• _Exercise description_
Please state the number of lines in the material below that contain "name", with no other words.

• _Record set_
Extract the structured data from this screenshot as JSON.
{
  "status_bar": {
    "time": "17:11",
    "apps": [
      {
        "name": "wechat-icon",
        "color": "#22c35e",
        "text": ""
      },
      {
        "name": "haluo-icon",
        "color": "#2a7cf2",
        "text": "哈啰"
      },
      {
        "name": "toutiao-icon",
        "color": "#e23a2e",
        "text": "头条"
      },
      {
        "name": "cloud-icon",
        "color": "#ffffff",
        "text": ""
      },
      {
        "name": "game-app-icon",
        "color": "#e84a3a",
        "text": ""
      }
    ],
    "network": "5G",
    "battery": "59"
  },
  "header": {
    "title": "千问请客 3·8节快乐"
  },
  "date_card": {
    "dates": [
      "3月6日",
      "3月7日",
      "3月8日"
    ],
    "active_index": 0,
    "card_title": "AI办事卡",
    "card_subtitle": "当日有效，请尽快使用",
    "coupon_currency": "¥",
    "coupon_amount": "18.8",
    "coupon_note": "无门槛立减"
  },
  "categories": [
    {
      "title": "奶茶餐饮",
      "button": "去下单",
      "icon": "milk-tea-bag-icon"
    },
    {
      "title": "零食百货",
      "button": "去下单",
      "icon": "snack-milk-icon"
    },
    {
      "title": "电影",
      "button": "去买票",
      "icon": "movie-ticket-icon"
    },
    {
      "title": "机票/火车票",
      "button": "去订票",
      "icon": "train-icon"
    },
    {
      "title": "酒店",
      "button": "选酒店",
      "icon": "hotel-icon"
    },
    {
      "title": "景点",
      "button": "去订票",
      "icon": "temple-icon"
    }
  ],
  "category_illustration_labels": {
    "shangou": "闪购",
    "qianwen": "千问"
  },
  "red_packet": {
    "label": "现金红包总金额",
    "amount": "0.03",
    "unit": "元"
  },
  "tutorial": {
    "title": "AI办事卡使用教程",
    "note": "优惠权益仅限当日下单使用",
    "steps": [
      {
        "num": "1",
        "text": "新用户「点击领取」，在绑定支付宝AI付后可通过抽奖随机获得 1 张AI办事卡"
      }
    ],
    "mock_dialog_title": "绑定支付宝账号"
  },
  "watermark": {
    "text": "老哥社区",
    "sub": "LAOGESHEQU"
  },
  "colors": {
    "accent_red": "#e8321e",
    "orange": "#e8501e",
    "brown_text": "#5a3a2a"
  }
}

• _Problem solution_
5